RECORDS PROVIDED Block Start
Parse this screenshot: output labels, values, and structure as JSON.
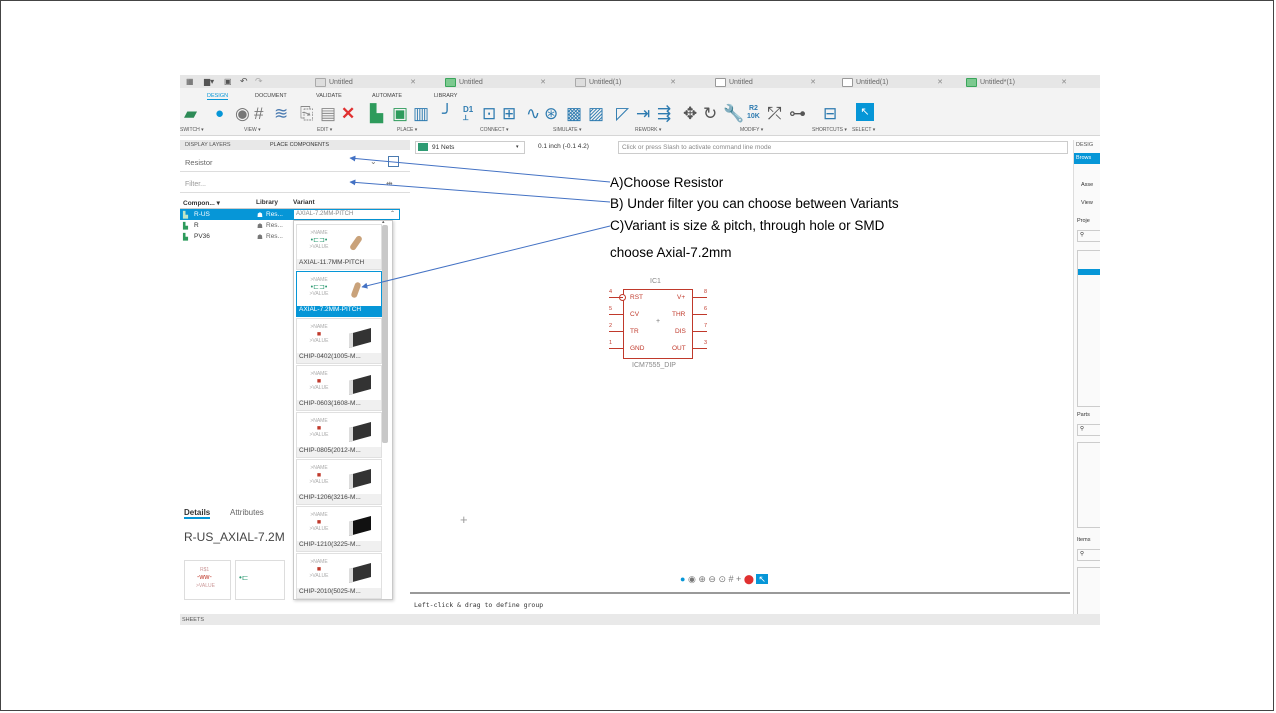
{
  "tabs": [
    {
      "label": "Untitled"
    },
    {
      "label": "Untitled"
    },
    {
      "label": "Untitled(1)"
    },
    {
      "label": "Untitled"
    },
    {
      "label": "Untitled(1)"
    },
    {
      "label": "Untitled*(1)"
    }
  ],
  "ribbon": {
    "tabs": [
      "DESIGN",
      "DOCUMENT",
      "VALIDATE",
      "AUTOMATE",
      "LIBRARY"
    ],
    "groups": [
      "SWITCH ▾",
      "VIEW ▾",
      "EDIT ▾",
      "PLACE ▾",
      "CONNECT ▾",
      "SIMULATE ▾",
      "REWORK ▾",
      "MODIFY ▾",
      "SHORTCUTS ▾",
      "SELECT ▾"
    ],
    "d1": "D1",
    "r2": "R2",
    "r2val": "10K",
    "design_cut": "DESIG",
    "browser_cut": "Brows"
  },
  "left_panel": {
    "tab_display_layers": "DISPLAY LAYERS",
    "tab_place_components": "PLACE COMPONENTS",
    "search_value": "Resistor",
    "filter_placeholder": "Filter...",
    "columns": [
      "Compon... ▾",
      "Library",
      "Variant"
    ],
    "rows": [
      {
        "component": "R-US",
        "library": "Res...",
        "variant": "AXIAL-7.2MM-PITCH"
      },
      {
        "component": "R",
        "library": "Res...",
        "variant": ""
      },
      {
        "component": "PV36",
        "library": "Res...",
        "variant": ""
      }
    ],
    "variants": [
      "AXIAL-11.7MM-PITCH",
      "AXIAL-7.2MM-PITCH",
      "CHIP-0402(1005-M...",
      "CHIP-0603(1608-M...",
      "CHIP-0805(2012-M...",
      "CHIP-1206(3216-M...",
      "CHIP-1210(3225-M...",
      "CHIP-2010(5025-M..."
    ],
    "symbol_name": ">NAME",
    "symbol_value": ">VALUE",
    "details_tab": "Details",
    "attributes_tab": "Attributes",
    "details_title": "R-US_AXIAL-7.2M",
    "thumb_name": "R$1",
    "thumb_value": ">VALUE"
  },
  "toolbar": {
    "nets_label": "91 Nets",
    "grid_label": "0.1 inch (-0.1 4.2)",
    "command_placeholder": "Click or press Slash to activate command line mode"
  },
  "schematic": {
    "ref": "IC1",
    "part_name": "ICM7555_DIP",
    "left_pins": [
      {
        "num": "4",
        "name": "RST"
      },
      {
        "num": "5",
        "name": "CV"
      },
      {
        "num": "2",
        "name": "TR"
      },
      {
        "num": "1",
        "name": "GND"
      }
    ],
    "right_pins": [
      {
        "num": "8",
        "name": "V+"
      },
      {
        "num": "6",
        "name": "THR"
      },
      {
        "num": "7",
        "name": "DIS"
      },
      {
        "num": "3",
        "name": "OUT"
      }
    ]
  },
  "status_bar": {
    "message": "Left-click & drag to define group",
    "sheets": "SHEETS"
  },
  "right_panel": {
    "items": [
      "Asse",
      "View",
      "Proje",
      "Parts",
      "Items"
    ]
  },
  "annotations": {
    "a": "A)Choose Resistor",
    "b": "B) Under filter  you can choose between Variants",
    "c": "C)Variant is size &  pitch, through hole or SMD",
    "d": "choose Axial-7.2mm"
  },
  "colors": {
    "accent": "#0696d7",
    "schematic_red": "#c0392b",
    "annotation_arrow": "#4472c4"
  }
}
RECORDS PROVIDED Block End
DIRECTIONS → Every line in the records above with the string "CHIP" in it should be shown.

ANSWER FOR THE TASK →
      "CHIP-0402(1005-M...",
      "CHIP-0603(1608-M...",
      "CHIP-0805(2012-M...",
      "CHIP-1206(3216-M...",
      "CHIP-1210(3225-M...",
      "CHIP-2010(5025-M..."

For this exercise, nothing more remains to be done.